Something Elzie said in The Atlantic piece holds so much truth. Black women aren’t born knowing how to fight or be strong. But they develop a resiliency that forces them to act when their sense of security is compromised. They have this unique empathy that allows them to act and respond in a way that aims to see the humanity in people. To me, that’s what Bree Newsome’s act of scaling that flagpole represents.
I didn’t come from a black woman. But I know what it’s like to love a black woman. I know the beauty of a black woman selflessly giving of herself. I also know what a black woman being fed up looks like. In the face of adversity, no one is more composed than a black woman. In the face of hatred, no one turns the cheek more often than a black woman.
There’s so much connotation to what the strong black woman embodies. Although the reality is black women are just doing what they have to do because it’s instinct.
So many black women put their bodies on the line for this cause, because we birthed the people that the police are killing. So not only are we out there for ourselves, but we’re out there for our husbands, our boyfriends, our kids, our cousins, our nephews.
– Johnetta Elzie
I hesitate to call Ms. Newsome and the women on the front lines for us heroes.
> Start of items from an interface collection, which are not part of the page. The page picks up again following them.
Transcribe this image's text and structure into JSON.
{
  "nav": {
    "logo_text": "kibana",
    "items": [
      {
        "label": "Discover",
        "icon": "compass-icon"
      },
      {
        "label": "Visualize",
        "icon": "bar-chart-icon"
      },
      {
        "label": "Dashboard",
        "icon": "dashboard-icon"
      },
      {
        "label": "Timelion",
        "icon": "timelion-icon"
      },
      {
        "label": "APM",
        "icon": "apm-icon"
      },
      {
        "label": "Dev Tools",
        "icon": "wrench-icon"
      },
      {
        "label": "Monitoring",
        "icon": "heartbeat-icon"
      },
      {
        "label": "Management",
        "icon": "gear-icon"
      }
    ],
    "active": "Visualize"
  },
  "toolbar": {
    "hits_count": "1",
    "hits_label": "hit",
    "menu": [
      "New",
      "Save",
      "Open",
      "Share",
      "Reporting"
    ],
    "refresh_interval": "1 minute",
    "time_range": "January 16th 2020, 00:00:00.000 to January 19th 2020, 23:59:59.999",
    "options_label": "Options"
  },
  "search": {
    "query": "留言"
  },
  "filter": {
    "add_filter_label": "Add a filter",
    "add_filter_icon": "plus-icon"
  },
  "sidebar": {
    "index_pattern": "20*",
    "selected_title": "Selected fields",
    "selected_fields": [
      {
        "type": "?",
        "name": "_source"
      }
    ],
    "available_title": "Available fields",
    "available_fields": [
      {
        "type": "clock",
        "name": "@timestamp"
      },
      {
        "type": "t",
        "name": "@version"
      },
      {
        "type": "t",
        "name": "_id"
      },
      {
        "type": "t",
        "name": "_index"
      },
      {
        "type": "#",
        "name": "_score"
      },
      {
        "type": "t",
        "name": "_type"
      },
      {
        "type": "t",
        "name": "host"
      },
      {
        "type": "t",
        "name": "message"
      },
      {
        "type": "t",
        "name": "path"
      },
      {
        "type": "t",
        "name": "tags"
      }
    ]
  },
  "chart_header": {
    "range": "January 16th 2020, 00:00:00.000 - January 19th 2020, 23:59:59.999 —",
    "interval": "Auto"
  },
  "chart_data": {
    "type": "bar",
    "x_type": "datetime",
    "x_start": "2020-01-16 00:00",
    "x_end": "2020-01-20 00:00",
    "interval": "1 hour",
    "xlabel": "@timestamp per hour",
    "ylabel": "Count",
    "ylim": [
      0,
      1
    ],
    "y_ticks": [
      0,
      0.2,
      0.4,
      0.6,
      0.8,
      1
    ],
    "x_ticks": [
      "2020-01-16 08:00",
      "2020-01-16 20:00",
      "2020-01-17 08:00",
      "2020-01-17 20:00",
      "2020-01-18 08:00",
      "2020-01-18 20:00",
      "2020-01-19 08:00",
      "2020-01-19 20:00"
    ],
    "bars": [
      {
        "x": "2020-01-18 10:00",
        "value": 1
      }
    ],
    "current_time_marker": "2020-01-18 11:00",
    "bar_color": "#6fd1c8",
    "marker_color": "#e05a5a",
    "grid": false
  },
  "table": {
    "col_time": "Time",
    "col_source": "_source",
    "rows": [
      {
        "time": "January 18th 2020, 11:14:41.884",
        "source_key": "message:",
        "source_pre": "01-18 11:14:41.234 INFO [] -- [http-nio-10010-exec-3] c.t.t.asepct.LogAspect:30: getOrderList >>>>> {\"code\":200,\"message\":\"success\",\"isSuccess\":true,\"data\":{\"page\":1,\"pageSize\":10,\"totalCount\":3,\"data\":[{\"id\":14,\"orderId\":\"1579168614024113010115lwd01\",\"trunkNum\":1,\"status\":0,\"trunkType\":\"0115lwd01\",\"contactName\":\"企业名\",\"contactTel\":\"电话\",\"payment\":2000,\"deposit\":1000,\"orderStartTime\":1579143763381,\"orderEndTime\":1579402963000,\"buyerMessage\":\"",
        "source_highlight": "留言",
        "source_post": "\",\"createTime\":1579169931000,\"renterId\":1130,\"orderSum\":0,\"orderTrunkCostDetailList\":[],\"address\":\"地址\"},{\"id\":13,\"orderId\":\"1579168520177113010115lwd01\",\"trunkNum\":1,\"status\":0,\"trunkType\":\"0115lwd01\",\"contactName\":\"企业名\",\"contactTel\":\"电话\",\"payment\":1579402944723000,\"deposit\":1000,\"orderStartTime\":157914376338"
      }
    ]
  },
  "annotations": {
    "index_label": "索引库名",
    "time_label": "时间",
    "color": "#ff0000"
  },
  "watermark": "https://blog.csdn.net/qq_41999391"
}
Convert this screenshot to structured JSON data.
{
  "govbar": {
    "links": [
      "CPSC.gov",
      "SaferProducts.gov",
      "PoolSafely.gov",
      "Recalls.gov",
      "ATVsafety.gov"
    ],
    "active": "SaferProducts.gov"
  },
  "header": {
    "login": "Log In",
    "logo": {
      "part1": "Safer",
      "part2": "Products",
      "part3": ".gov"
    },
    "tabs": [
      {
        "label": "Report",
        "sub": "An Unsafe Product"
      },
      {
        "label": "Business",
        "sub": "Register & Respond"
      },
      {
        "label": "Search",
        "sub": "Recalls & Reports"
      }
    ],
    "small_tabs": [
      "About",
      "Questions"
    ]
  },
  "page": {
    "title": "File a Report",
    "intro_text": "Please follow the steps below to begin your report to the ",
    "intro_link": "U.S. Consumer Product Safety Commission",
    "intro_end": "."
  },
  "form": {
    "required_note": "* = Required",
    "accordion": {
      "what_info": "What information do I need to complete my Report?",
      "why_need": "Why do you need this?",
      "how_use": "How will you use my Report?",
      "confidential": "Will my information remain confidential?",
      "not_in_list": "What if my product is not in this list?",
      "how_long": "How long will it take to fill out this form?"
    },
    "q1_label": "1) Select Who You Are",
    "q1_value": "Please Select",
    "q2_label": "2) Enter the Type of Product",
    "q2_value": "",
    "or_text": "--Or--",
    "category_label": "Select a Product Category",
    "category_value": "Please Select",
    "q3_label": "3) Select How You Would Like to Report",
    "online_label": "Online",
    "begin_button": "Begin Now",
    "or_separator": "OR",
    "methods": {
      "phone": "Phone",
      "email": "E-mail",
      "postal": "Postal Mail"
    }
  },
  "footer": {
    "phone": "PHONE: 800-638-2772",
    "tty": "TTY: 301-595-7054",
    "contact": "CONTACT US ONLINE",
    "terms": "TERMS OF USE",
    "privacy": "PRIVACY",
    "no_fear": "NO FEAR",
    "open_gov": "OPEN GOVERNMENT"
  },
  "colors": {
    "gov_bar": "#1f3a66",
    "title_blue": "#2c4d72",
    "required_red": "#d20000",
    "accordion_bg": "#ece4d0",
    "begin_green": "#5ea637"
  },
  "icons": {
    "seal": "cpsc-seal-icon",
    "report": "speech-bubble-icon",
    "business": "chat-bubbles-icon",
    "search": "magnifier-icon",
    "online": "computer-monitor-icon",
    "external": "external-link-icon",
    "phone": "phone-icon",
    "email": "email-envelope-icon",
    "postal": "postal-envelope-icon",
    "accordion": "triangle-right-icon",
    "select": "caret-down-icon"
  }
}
What I am saying is that when a black woman is fed up, you can expect change to quickly follow; be it for herself or an entire nation.